Why is this Research so important? Pancreatic cancer is the second most common cause of cancer death in North America. Surgery is the only hope for cure. Unfortunately, most patients with pancreatic cancer are not candidates for surgery. Their disease is unresectable. This research involves testing a new and promising treatment for unresectable pancreatic cancer: irreversible electroporation (IRE). With IRE, a large electrical voltage is delivered to the tumor, which kills tumor cells by punching holes in the tumor cells (without causing collateral damage to normal cells).
What problem will this solve? Some patients who are not candidates for surgery still have localized disease. That is, the disease is still in one discreet area (and not spread to distant sites in the body). Until now, chemotherapy represents the only treatment option for those patients. Chemotherapy is not particularly effective for pancreatic cancer, and it is toxic. IRE represents a new and exciting treatment option.
What impact could it have? Initial studies suggest that IRE is well tolerated and patients who received IRE appear to survive longer that what would be expected with chemotherapy. Funding this research would make IRE available to Albertans.
How would this take the project to the next level? If our experience confirms that IRE is safe and that outcomes are better than chemotherapy, then we can make a case to make IRE more widely available. In addition, if our experience is favourable, then we would evaluate treating other cancer types with IRE.
What is unique about this research? In this project, we are evaluating a new technology that is completely unique in comparison to all other treatments of pancreatic cancer. Not only are we evaluating the clinical outcomes related to IRE; we are also investigating the mechanism of how IRE works, and we are studying whether there is any potential to combine IRE with other treatments that we already have available.
What will happen or not happen if you don’t move forward with this research? At the present time, IRE is unavailable to patients in Alberta. Some individuals have traveled long distances and spent large amounts of money to access IRE. Without funding, it will continue to be unavailable, and patients with unresectable pancreatic cancer will receive the more standard chemotherapy.
Dr. Bathe graduated from the University of Calgary Medical School and went on to do his General Surgery residency at the University of British Columbia. He then did postgraduate Fellowship training at the University of Miami, Florida in Surgical Oncology.
He has recently returned to the University of Calgary and is at the Foothills Medical Centre and the Tom Baker Cancer Centre. His areas of clinical interest have evolved around Surgical Oncology with the special interest in tumors of the liver, pancreas and the upper GI tract. Dr. Bathe currently splits his time between clinical practice and basic science research.
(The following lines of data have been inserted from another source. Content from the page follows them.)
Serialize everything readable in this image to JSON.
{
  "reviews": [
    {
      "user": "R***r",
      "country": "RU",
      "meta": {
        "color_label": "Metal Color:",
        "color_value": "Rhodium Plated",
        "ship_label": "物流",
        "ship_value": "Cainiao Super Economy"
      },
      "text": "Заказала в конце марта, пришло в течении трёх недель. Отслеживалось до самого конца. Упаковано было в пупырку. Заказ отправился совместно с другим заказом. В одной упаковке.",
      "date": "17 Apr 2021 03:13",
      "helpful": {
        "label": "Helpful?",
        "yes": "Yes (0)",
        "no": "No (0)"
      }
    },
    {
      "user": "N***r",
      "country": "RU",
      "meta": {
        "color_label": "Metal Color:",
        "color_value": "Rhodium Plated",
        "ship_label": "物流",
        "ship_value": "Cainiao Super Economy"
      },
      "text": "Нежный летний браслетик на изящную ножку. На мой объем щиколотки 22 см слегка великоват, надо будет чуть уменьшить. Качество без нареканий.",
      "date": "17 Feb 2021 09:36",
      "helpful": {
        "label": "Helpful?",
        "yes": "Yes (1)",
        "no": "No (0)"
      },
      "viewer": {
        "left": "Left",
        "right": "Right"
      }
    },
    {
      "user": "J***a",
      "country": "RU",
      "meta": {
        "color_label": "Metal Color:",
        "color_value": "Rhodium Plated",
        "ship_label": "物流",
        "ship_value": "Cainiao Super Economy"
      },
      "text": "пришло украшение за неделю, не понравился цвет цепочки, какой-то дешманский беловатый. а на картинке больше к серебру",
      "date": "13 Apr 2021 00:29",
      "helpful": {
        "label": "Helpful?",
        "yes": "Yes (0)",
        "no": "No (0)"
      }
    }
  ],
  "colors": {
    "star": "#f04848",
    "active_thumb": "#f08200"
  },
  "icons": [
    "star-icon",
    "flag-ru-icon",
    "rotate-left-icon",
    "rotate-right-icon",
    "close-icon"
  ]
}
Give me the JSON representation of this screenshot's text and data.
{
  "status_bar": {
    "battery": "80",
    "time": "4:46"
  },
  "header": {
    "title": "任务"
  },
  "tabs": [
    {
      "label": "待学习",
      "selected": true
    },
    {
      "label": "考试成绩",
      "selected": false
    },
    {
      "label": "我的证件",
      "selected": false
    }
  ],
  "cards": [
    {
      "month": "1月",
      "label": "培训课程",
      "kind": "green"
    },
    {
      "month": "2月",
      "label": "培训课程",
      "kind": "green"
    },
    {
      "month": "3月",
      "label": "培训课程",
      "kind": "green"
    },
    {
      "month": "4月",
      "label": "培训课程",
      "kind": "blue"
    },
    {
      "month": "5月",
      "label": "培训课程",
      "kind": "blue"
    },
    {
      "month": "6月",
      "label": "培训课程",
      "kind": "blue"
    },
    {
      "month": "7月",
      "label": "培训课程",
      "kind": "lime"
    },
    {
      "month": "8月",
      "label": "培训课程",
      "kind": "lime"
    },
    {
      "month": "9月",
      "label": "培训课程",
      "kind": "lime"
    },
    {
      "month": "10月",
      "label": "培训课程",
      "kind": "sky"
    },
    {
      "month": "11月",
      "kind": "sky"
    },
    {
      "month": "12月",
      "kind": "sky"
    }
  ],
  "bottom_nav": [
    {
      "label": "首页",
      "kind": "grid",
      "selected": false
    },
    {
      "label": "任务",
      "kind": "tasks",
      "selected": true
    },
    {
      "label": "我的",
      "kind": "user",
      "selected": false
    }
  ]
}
He is developing a model for adoptive immunotherapy for cancer. He has other interests looking at the role of neoadjuvant chemotherapy for resectable liver metastases and the role of enteral nutrition following Whipples procedures.